→ Requirement
Scan the records for "OLTP". Show the matching lines.

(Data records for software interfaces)

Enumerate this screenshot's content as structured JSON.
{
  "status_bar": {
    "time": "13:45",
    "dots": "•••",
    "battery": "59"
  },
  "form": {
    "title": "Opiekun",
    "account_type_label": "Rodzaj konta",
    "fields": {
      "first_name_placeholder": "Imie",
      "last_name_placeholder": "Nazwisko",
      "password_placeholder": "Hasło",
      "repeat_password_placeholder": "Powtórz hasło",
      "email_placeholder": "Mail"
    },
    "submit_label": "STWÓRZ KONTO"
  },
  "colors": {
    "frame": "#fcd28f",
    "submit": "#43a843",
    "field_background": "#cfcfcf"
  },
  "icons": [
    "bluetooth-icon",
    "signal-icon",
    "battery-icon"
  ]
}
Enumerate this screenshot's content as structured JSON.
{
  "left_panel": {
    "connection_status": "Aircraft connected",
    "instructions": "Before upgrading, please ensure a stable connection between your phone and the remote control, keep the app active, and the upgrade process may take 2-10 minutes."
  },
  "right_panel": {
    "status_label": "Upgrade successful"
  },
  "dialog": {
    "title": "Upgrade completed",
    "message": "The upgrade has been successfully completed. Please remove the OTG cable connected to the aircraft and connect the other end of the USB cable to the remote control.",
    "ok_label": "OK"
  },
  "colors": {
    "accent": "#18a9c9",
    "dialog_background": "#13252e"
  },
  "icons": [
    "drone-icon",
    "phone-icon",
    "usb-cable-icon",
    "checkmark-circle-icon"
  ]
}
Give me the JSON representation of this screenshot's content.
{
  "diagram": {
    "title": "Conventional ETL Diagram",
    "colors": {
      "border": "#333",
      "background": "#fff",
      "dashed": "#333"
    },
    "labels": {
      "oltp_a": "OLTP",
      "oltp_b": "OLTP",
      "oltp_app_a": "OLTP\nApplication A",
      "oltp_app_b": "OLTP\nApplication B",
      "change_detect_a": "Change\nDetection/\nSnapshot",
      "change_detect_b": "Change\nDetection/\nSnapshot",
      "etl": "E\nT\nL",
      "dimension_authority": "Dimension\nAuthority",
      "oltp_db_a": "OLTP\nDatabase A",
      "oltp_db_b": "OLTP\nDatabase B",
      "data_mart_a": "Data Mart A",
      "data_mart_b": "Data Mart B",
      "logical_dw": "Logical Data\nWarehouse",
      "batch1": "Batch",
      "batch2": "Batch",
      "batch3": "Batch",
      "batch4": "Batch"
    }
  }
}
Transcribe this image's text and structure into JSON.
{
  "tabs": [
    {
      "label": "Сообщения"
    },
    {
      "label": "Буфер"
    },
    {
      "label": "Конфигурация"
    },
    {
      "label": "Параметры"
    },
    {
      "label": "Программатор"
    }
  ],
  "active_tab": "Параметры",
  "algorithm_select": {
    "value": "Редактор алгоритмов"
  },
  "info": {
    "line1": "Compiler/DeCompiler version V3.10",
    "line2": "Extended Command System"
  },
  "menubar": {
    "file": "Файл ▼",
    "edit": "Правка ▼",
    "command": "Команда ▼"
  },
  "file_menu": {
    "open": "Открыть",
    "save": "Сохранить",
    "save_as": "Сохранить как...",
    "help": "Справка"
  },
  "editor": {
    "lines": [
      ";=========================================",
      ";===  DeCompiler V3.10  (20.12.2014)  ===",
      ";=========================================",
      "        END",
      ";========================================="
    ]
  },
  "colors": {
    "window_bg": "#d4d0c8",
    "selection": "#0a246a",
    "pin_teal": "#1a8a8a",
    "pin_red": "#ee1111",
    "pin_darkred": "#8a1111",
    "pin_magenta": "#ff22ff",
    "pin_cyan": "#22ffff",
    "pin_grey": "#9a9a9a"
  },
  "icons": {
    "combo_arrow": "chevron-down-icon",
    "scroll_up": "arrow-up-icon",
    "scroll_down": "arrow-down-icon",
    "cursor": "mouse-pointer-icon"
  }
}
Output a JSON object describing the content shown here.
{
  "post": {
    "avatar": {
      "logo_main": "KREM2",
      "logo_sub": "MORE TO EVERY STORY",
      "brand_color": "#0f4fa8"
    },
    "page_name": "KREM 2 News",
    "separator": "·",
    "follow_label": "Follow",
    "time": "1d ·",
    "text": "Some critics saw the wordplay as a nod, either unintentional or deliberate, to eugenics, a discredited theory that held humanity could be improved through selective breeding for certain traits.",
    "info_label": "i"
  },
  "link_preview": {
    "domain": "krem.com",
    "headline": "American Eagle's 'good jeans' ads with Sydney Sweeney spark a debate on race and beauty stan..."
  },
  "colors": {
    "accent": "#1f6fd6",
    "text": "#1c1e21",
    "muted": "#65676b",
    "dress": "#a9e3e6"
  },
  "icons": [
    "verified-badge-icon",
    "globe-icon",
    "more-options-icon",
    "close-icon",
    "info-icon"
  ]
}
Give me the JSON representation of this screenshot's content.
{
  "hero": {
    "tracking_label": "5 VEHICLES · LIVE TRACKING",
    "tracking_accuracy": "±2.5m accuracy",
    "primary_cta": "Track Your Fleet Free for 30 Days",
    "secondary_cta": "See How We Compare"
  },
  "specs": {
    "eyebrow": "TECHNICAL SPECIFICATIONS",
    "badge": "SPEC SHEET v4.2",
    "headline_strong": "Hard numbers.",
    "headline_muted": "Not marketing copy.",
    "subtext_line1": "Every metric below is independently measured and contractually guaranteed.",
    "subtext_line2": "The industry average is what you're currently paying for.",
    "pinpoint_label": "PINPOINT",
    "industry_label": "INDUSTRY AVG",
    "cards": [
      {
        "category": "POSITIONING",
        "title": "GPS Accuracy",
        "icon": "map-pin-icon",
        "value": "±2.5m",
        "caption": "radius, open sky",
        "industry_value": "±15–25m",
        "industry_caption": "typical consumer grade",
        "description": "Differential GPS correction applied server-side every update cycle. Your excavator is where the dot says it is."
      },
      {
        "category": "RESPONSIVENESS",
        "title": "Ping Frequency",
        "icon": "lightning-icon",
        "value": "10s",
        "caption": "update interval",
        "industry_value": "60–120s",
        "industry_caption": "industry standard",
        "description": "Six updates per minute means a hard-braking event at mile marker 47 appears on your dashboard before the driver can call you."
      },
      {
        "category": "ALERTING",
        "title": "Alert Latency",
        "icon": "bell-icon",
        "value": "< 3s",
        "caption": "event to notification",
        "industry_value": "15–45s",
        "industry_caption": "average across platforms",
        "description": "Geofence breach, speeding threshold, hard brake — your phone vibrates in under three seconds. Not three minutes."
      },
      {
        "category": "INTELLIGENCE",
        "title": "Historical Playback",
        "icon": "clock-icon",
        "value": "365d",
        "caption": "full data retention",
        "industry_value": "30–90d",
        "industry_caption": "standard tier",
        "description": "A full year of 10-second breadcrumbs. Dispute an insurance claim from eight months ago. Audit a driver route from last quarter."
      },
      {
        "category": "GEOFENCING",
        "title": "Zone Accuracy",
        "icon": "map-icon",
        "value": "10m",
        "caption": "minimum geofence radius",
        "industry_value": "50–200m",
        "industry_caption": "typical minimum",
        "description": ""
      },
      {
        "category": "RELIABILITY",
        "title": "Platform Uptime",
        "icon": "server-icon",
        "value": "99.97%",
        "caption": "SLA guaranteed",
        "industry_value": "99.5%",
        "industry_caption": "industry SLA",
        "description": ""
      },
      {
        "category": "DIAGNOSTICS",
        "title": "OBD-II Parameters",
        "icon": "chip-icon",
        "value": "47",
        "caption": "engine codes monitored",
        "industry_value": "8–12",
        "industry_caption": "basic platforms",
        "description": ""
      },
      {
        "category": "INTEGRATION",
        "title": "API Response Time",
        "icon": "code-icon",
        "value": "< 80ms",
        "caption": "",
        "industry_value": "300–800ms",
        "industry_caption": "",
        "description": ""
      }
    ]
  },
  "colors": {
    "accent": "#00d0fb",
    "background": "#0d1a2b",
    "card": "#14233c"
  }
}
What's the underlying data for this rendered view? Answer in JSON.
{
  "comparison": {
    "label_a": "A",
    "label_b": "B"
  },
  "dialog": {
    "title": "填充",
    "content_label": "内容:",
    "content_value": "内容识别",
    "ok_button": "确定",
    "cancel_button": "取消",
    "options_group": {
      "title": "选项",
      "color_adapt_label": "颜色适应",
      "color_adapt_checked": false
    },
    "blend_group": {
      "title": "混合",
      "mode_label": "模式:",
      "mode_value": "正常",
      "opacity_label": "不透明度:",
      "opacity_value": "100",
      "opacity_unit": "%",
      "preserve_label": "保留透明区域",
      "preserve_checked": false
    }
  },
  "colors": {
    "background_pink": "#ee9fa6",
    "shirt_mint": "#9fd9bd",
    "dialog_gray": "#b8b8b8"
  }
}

→ Output for this task
      "oltp_a": "OLTP",
      "oltp_b": "OLTP",
      "oltp_app_a": "OLTP\nApplication A",
      "oltp_app_b": "OLTP\nApplication B",
      "oltp_db_a": "OLTP\nDatabase A",
      "oltp_db_b": "OLTP\nDatabase B",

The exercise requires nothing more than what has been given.